____ MATERIAL FOR THE TASK

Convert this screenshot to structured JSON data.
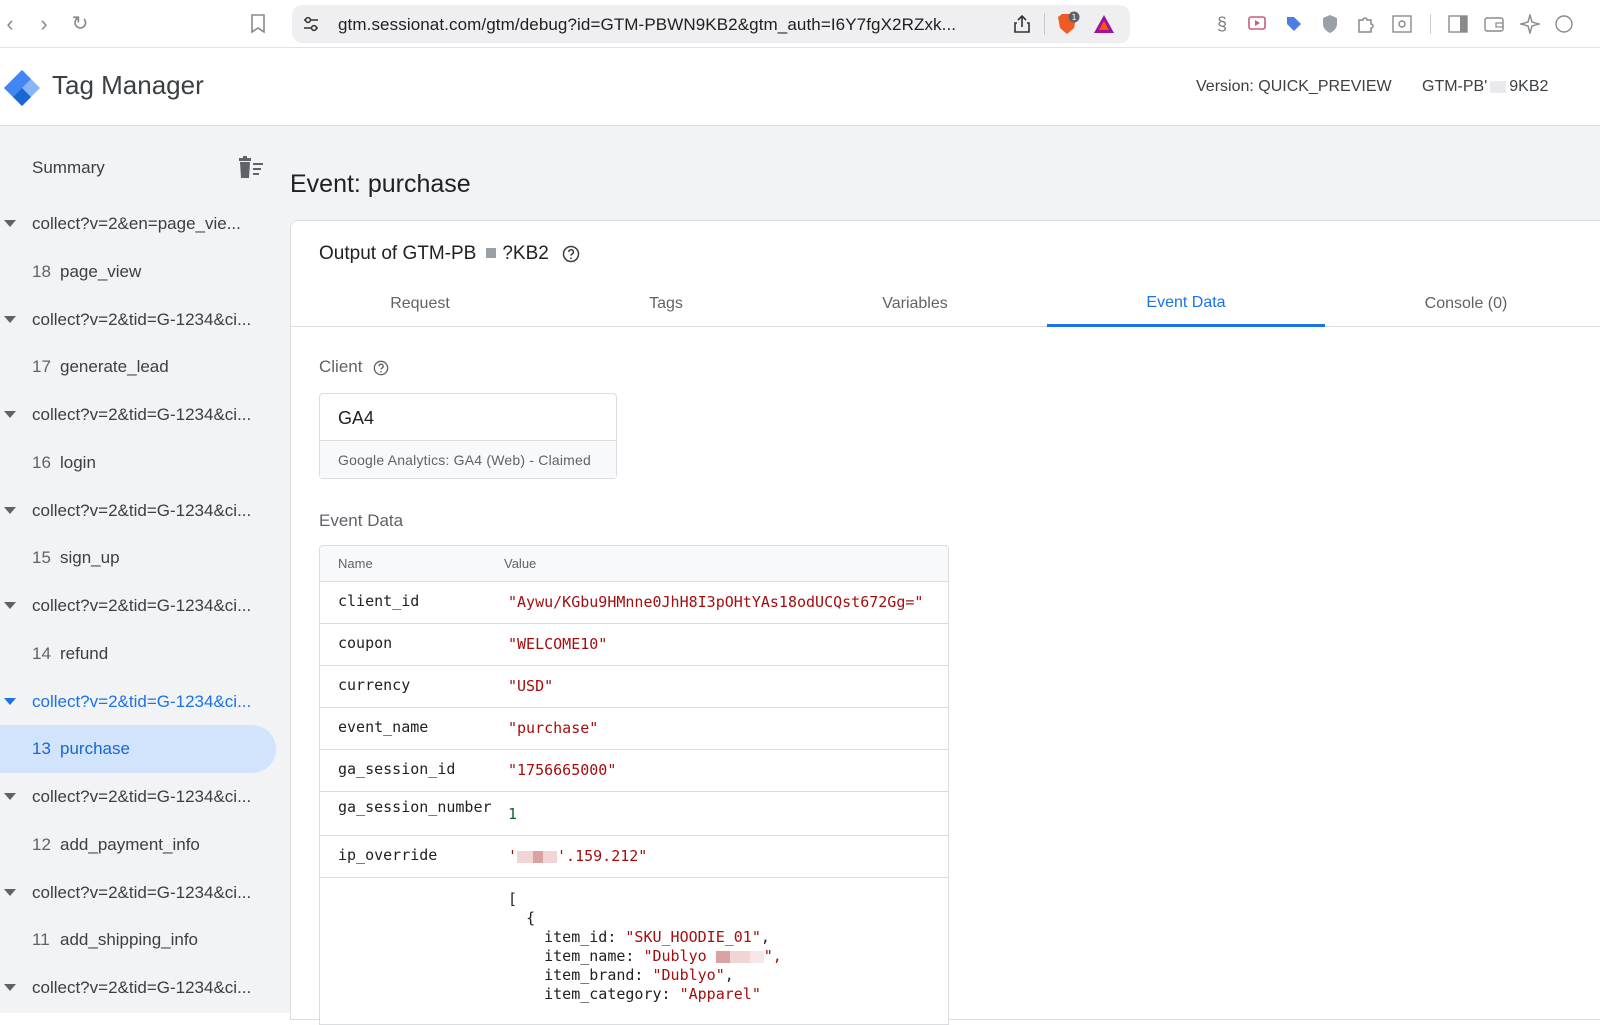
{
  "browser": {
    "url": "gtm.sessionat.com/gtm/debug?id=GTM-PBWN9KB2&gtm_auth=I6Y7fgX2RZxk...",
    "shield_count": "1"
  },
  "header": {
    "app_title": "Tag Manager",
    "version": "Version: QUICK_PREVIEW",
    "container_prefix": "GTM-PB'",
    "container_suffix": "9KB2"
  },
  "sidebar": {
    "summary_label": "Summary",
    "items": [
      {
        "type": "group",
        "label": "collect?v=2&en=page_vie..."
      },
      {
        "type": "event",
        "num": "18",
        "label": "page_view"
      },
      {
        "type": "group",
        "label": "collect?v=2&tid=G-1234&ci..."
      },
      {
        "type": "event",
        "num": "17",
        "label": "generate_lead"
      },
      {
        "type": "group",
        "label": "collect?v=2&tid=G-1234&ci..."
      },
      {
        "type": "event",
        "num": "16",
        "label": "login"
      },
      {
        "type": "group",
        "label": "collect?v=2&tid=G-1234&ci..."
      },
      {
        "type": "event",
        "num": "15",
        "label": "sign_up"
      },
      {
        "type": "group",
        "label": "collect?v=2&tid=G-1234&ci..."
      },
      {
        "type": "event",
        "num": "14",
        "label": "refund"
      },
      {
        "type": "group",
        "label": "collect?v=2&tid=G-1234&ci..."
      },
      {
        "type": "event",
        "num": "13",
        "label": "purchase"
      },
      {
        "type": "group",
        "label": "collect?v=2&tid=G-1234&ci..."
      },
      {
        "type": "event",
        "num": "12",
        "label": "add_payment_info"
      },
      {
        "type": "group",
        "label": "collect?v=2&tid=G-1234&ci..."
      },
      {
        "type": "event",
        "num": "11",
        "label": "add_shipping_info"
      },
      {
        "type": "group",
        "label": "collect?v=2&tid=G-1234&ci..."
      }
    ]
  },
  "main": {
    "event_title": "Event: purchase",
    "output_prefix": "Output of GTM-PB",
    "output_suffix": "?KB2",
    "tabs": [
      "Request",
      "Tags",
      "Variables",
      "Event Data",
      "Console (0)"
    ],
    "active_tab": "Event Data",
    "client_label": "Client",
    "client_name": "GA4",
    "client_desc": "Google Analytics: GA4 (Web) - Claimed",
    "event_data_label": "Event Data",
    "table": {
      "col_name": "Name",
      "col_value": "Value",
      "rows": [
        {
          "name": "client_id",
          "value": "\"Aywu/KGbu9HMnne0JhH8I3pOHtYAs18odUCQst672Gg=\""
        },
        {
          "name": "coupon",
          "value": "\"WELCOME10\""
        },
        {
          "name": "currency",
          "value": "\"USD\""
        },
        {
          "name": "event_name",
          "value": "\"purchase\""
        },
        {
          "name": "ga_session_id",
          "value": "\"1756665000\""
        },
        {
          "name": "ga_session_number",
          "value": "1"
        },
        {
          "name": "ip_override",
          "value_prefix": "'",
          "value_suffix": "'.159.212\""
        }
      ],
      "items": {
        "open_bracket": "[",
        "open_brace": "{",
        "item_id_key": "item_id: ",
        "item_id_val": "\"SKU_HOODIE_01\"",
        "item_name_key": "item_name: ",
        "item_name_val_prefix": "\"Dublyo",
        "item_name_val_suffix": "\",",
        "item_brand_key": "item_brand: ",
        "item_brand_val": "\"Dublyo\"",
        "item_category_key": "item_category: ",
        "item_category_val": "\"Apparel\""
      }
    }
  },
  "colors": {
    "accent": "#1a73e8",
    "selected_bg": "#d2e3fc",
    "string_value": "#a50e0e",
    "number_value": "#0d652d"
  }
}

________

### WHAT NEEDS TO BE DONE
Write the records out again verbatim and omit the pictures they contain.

### COMPLETED EXERCISE
Convert this screenshot to structured JSON data.
{
  "browser": {
    "url": "gtm.sessionat.com/gtm/debug?id=GTM-PBWN9KB2&gtm_auth=I6Y7fgX2RZxk...",
    "shield_count": "1"
  },
  "header": {
    "app_title": "Tag Manager",
    "version": "Version: QUICK_PREVIEW",
    "container_prefix": "GTM-PB'",
    "container_suffix": "9KB2"
  },
  "sidebar": {
    "summary_label": "Summary",
    "items": [
      {
        "type": "group",
        "label": "collect?v=2&en=page_vie..."
      },
      {
        "type": "event",
        "num": "18",
        "label": "page_view"
      },
      {
        "type": "group",
        "label": "collect?v=2&tid=G-1234&ci..."
      },
      {
        "type": "event",
        "num": "17",
        "label": "generate_lead"
      },
      {
        "type": "group",
        "label": "collect?v=2&tid=G-1234&ci..."
      },
      {
        "type": "event",
        "num": "16",
        "label": "login"
      },
      {
        "type": "group",
        "label": "collect?v=2&tid=G-1234&ci..."
      },
      {
        "type": "event",
        "num": "15",
        "label": "sign_up"
      },
      {
        "type": "group",
        "label": "collect?v=2&tid=G-1234&ci..."
      },
      {
        "type": "event",
        "num": "14",
        "label": "refund"
      },
      {
        "type": "group",
        "label": "collect?v=2&tid=G-1234&ci..."
      },
      {
        "type": "event",
        "num": "13",
        "label": "purchase"
      },
      {
        "type": "group",
        "label": "collect?v=2&tid=G-1234&ci..."
      },
      {
        "type": "event",
        "num": "12",
        "label": "add_payment_info"
      },
      {
        "type": "group",
        "label": "collect?v=2&tid=G-1234&ci..."
      },
      {
        "type": "event",
        "num": "11",
        "label": "add_shipping_info"
      },
      {
        "type": "group",
        "label": "collect?v=2&tid=G-1234&ci..."
      }
    ]
  },
  "main": {
    "event_title": "Event: purchase",
    "output_prefix": "Output of GTM-PB",
    "output_suffix": "?KB2",
    "tabs": [
      "Request",
      "Tags",
      "Variables",
      "Event Data",
      "Console (0)"
    ],
    "active_tab": "Event Data",
    "client_label": "Client",
    "client_name": "GA4",
    "client_desc": "Google Analytics: GA4 (Web) - Claimed",
    "event_data_label": "Event Data",
    "table": {
      "col_name": "Name",
      "col_value": "Value",
      "rows": [
        {
          "name": "client_id",
          "value": "\"Aywu/KGbu9HMnne0JhH8I3pOHtYAs18odUCQst672Gg=\""
        },
        {
          "name": "coupon",
          "value": "\"WELCOME10\""
        },
        {
          "name": "currency",
          "value": "\"USD\""
        },
        {
          "name": "event_name",
          "value": "\"purchase\""
        },
        {
          "name": "ga_session_id",
          "value": "\"1756665000\""
        },
        {
          "name": "ga_session_number",
          "value": "1"
        },
        {
          "name": "ip_override",
          "value_prefix": "'",
          "value_suffix": "'.159.212\""
        }
      ],
      "items": {
        "open_bracket": "[",
        "open_brace": "{",
        "item_id_key": "item_id: ",
        "item_id_val": "\"SKU_HOODIE_01\"",
        "item_name_key": "item_name: ",
        "item_name_val_prefix": "\"Dublyo",
        "item_name_val_suffix": "\",",
        "item_brand_key": "item_brand: ",
        "item_brand_val": "\"Dublyo\"",
        "item_category_key": "item_category: ",
        "item_category_val": "\"Apparel\""
      }
    }
  },
  "colors": {
    "accent": "#1a73e8",
    "selected_bg": "#d2e3fc",
    "string_value": "#a50e0e",
    "number_value": "#0d652d"
  }
}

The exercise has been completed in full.